# [Prompt]
Word for word, the data below must be repeated in full; no picture is to be included.

# [Items listed in a dataset]
Start of Block

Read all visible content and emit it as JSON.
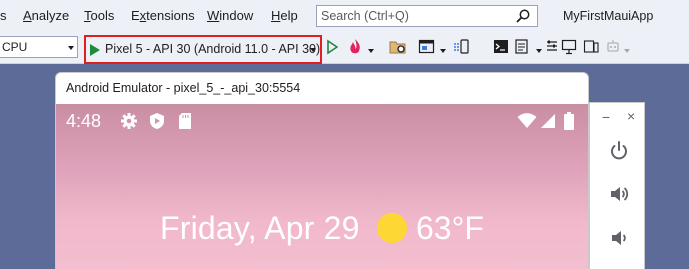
{
  "menu": {
    "items": [
      {
        "pre": "",
        "u": "A",
        "post": "nalyze"
      },
      {
        "pre": "",
        "u": "T",
        "post": "ools"
      },
      {
        "pre": "E",
        "u": "x",
        "post": "tensions"
      },
      {
        "pre": "",
        "u": "W",
        "post": "indow"
      },
      {
        "pre": "",
        "u": "H",
        "post": "elp"
      }
    ],
    "file_tail": "s"
  },
  "search": {
    "placeholder": "Search (Ctrl+Q)"
  },
  "app_title": "MyFirstMauiApp",
  "toolbar": {
    "platform": "CPU",
    "run_target": "Pixel 5 - API 30 (Android 11.0 - API 30)",
    "colors": {
      "play": "#1f8a3c",
      "highlight_border": "#e02020"
    }
  },
  "emulator": {
    "window_title": "Android Emulator - pixel_5_-_api_30:5554",
    "status_time": "4:48",
    "date": "Friday, Apr 29",
    "temperature": "63°F",
    "controls": {
      "minimize": "−",
      "close": "×"
    }
  },
  "icons": [
    "search-icon",
    "gear-icon",
    "shield-play-icon",
    "sd-card-icon",
    "wifi-icon",
    "signal-icon",
    "battery-icon",
    "power-icon",
    "volume-up-icon",
    "volume-down-icon",
    "sun-icon"
  ]
}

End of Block

# [Reply]
Read all visible content and emit it as JSON.
{
  "menu": {
    "items": [
      {
        "pre": "",
        "u": "A",
        "post": "nalyze"
      },
      {
        "pre": "",
        "u": "T",
        "post": "ools"
      },
      {
        "pre": "E",
        "u": "x",
        "post": "tensions"
      },
      {
        "pre": "",
        "u": "W",
        "post": "indow"
      },
      {
        "pre": "",
        "u": "H",
        "post": "elp"
      }
    ],
    "file_tail": "s"
  },
  "search": {
    "placeholder": "Search (Ctrl+Q)"
  },
  "app_title": "MyFirstMauiApp",
  "toolbar": {
    "platform": "CPU",
    "run_target": "Pixel 5 - API 30 (Android 11.0 - API 30)",
    "colors": {
      "play": "#1f8a3c",
      "highlight_border": "#e02020"
    }
  },
  "emulator": {
    "window_title": "Android Emulator - pixel_5_-_api_30:5554",
    "status_time": "4:48",
    "date": "Friday, Apr 29",
    "temperature": "63°F",
    "controls": {
      "minimize": "−",
      "close": "×"
    }
  },
  "icons": [
    "search-icon",
    "gear-icon",
    "shield-play-icon",
    "sd-card-icon",
    "wifi-icon",
    "signal-icon",
    "battery-icon",
    "power-icon",
    "volume-up-icon",
    "volume-down-icon",
    "sun-icon"
  ]
}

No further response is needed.